**Records provided:**

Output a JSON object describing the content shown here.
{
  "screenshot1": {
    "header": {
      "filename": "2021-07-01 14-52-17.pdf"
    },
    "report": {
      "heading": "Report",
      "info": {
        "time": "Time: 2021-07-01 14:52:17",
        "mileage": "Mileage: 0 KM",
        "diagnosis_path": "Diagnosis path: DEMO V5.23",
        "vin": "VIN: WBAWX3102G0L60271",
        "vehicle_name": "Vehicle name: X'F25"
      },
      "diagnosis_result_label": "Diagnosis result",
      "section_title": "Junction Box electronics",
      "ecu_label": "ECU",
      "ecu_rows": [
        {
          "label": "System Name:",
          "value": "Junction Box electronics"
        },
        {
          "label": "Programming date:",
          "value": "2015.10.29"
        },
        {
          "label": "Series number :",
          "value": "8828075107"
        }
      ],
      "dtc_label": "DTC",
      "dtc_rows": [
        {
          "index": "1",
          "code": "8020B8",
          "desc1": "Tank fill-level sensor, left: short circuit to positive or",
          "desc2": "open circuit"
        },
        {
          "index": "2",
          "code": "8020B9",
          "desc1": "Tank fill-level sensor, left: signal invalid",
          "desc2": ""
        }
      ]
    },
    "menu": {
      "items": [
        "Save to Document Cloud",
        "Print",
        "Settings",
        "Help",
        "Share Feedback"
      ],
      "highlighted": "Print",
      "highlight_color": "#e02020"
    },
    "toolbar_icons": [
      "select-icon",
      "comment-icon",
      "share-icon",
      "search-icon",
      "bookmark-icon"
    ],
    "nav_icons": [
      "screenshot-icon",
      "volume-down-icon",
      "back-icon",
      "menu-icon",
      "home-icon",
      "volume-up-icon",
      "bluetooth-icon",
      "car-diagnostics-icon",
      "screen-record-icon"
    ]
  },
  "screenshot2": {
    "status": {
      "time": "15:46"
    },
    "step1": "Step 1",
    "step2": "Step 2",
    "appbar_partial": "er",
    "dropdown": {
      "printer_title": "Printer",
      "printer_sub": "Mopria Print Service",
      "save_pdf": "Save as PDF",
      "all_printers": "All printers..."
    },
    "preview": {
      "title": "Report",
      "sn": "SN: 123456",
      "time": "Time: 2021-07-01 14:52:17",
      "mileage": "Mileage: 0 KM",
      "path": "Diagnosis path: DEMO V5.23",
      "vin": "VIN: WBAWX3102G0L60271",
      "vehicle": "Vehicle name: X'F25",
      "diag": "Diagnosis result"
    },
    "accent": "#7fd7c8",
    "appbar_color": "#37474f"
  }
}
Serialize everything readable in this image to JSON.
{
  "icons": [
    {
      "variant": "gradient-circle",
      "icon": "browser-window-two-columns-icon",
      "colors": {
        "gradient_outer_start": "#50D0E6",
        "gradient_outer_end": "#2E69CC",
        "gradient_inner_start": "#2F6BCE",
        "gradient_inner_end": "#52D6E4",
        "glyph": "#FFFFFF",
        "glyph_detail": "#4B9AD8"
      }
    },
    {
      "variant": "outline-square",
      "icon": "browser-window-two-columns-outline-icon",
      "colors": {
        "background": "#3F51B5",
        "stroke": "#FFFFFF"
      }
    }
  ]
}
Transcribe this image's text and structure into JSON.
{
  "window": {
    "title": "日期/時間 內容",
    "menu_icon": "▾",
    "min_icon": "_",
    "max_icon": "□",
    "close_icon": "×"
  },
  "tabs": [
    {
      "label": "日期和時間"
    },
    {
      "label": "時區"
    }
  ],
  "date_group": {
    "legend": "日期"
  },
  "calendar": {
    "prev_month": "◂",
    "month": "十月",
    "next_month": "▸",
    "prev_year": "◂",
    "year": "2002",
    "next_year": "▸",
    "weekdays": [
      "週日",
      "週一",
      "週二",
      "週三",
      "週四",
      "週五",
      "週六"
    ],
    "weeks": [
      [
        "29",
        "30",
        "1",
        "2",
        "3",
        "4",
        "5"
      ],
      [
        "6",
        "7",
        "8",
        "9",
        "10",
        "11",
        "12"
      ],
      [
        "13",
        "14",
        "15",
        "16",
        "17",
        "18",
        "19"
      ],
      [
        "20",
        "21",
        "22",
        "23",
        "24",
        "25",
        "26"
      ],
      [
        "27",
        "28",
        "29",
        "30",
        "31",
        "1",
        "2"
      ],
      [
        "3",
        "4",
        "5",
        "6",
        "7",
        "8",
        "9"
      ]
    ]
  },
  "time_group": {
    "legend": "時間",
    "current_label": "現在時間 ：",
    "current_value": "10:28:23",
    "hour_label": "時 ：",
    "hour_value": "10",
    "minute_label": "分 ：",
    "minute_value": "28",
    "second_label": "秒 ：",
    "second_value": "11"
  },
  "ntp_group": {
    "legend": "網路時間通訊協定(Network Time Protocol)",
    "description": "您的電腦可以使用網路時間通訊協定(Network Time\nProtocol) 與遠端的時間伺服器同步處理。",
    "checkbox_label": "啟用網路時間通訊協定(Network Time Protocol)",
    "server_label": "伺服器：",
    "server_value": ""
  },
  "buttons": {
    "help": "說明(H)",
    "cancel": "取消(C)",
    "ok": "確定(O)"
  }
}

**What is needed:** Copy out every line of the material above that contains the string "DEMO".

**Output for this task:**
        "diagnosis_path": "Diagnosis path: DEMO V5.23",
      "path": "Diagnosis path: DEMO V5.23",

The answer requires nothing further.